We survived the caves, changed out of our muddy clothes, and headed out for our base camp along the King’s River. We arrived at the river and set up camp in the afternoon right along the bank. We met our guides and enjoyed a delicious tri-tip dinner and a roaring campfire with S’mores before we set out on a midnight hike to go stargazing. The stars were extremely bright as there is no light pollution in the middle of nowhere. We used our constellation maps and saw some amazing sights including Mars and Saturn. This was the perfect way to end an eventful day.
Day Four (Water Day):
Most of us slept in this morning while a few got up to run and do yoga. We met with our guides and did our safety orientation where we went over our PFDs, man overboard drills, and proper paddling techniques. We boarded the bus for the drive up the narrow dirt canyon road to our launching point. We split up into two rafts and headed off down the river which was flowing at 4,000 cubic feet per second and was ice cold. We attacked Class III and IV rapids with names like Bonzai, Devil’s Hole, and Bucking Bull. We got soaking wet from head to toe and had a blast.

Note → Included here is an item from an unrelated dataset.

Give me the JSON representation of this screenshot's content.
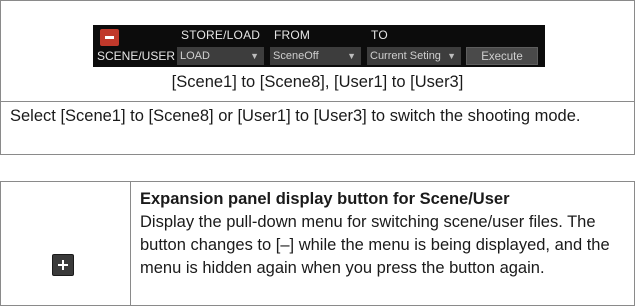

We stopped for lunch along the banks and ate with the snakes, hawks, and various varmints. We got back on the river and tackled wave trains and other rapids that got progressively bigger. We had the opportunity to float through some rapids. and the experience of being in the water was much different than the experience from the raft. On the last rapid of the day, we lost a client overboard. We responded with our man overboard drill and got the client back in the boat relatively unscathed.
We got back to camp in the afternoon and went for a hike to Spirit Falls. We did some cliff jumping along the North Fork of the King’s River and lounged in the smooth rock formations, basking in the sun like reptiles. Most of us fell asleep for some much needed rest. We got back to camp and played some bocce, corn-hole, and horseshoes. We closed our evening with a campfire under a full moon. It was gorgeous to see the way the moonlight reflected off the river and made the use of headlamps unnecessary. We went to bed tired and fulfilled after another full day of activities.